NAPA -- The revolving door at Raiders training camp has free safety Michael Huff checking in, wide receiver Jacoby Ford out with a broken hand and tight end Zach Miller on the way.
Huff will return for his sixth season after signing a contract Sunday, terms of which were not disclosed.
Ford, one of the most pleasant surprises from last year's rookie class as a wide receiver and return specialist, will miss most if not all of the 31/2-week training camp after fracturing his left hand Saturday.
Coach Hue Jackson said Ford is expected to be ready for the start of the regular season Sept. 12 in Denver.
While no deal has been announced for Miller, the Raiders' Pro Bowl tight end and leading receiver each of the past three years, a team source said the two sides were working out the final details of a new contract.
Huff, 28, had four sacks, three interceptions and two forced fumbles last year in his best season as a Raider since he was selected No. 7 overall in the 2006 NFL draft.
His original six-year contract voided after a fifth season, and an obscure rule that prohibited players from signing contract extensions if their salary rose more than 30 percent between 2009 and 2010 prevented the Raiders from signing him at the same time they were giving new deals to cornerback Stanford Routt and defensive tackle Richard Seymour.
Huff made $945,000 in 2009, and his salary jumped to $5.75 million in 2010.
Although free to sign with any team, Huff said he had a deal in place until it was foiled by the 30 percent rule and that he never considered going anywhere else. There were rumors he would return to his native Texas and the Dallas Cowboys, where former Raiders coordinator Rob Ryan runs the defense.
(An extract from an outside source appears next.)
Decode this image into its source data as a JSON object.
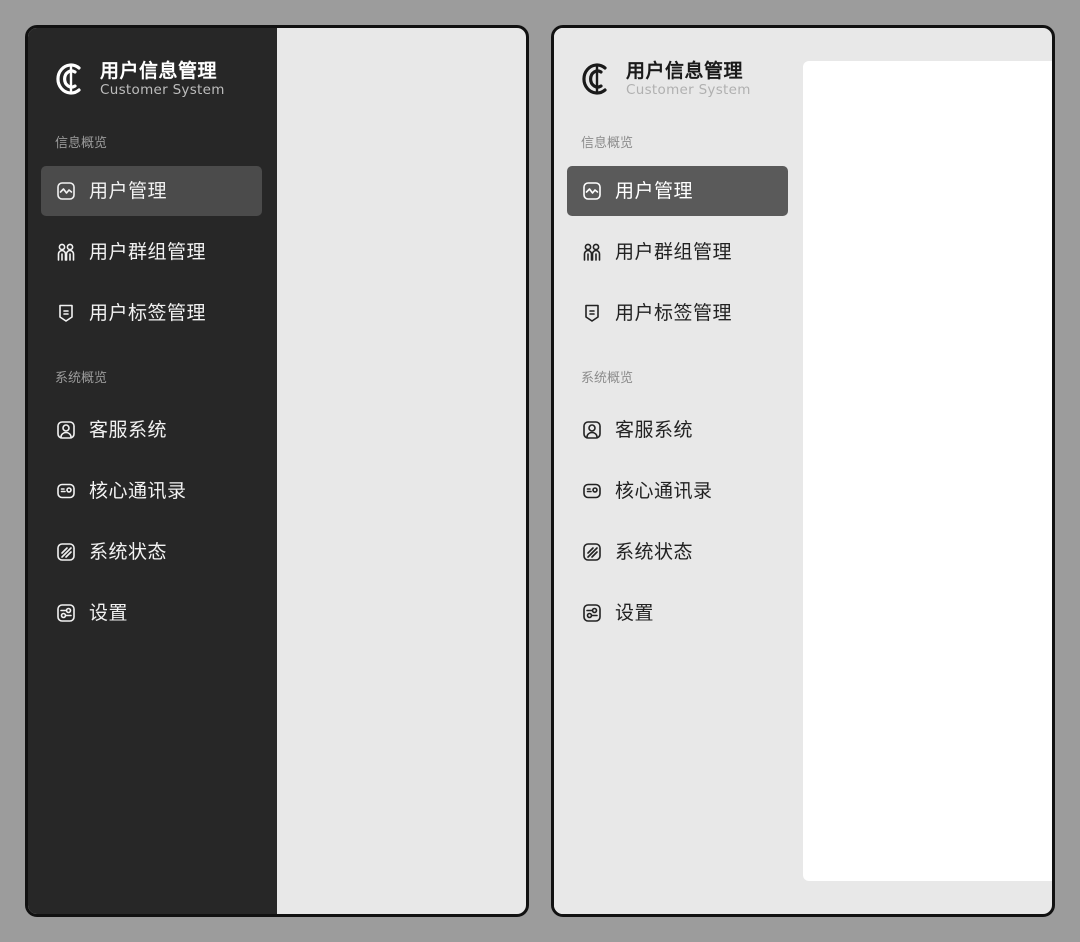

"I'm from Dallas, so everybody put two and two together," Huff said. "The whole time I knew what was going on, and the Raiders knew what was going on. So there was really no panic on our side."
Asked if Ryan called him, Huff smiled and said, "No comment."
Ford's injury was a setback for a player who was expected to have an increased role this season in an offense that is being expanded in terms of motion and shifting under new coordinator Al Saunders.
As a rookie, Ford scored seven touchdowns, second on the team to Darren McFadden's 10, and had some of the Raiders' most electrifying plays.
A fourth-round draft pick out of Clemson, Ford had 25 receptions for 470 yards and two touchdowns, 10 rushes for 155 yards and two touchdowns and 53 kickoff returns for 1,280 yards and three touchdowns.
The three scores on returns of 101, 99 and 94 yards set the Raiders' career record and gave him the third- and fourth-longest touchdown returns in club history.
"We come out there, we don't want to get anybody hurt, but that's a part of it," Jackson said. "We'll be fine, he'll be fine, and he'll be ready for the start of the season."
The free-agent market has been curiously quiet for Miller, a four-year veteran who became an unrestricted free agent after the collective bargaining agreement was reached.
"Zach is still a free agent, and I've talked to him several times, and hopefully that situation will be resolved soon," Jackson said. "Which way it's going to go, nobody knows."
Miller has been the Raiders' most consistent offensive player over the past four years and has led the club in receiving for the past three.
Huff said: "We're trying to get him back. I talked with him this morning. We need Zach, Zach wants to be here. I hope everything gets done."
"We led the league in penalties last year. That's a fact," Jackson said. "It's something we have to get better at."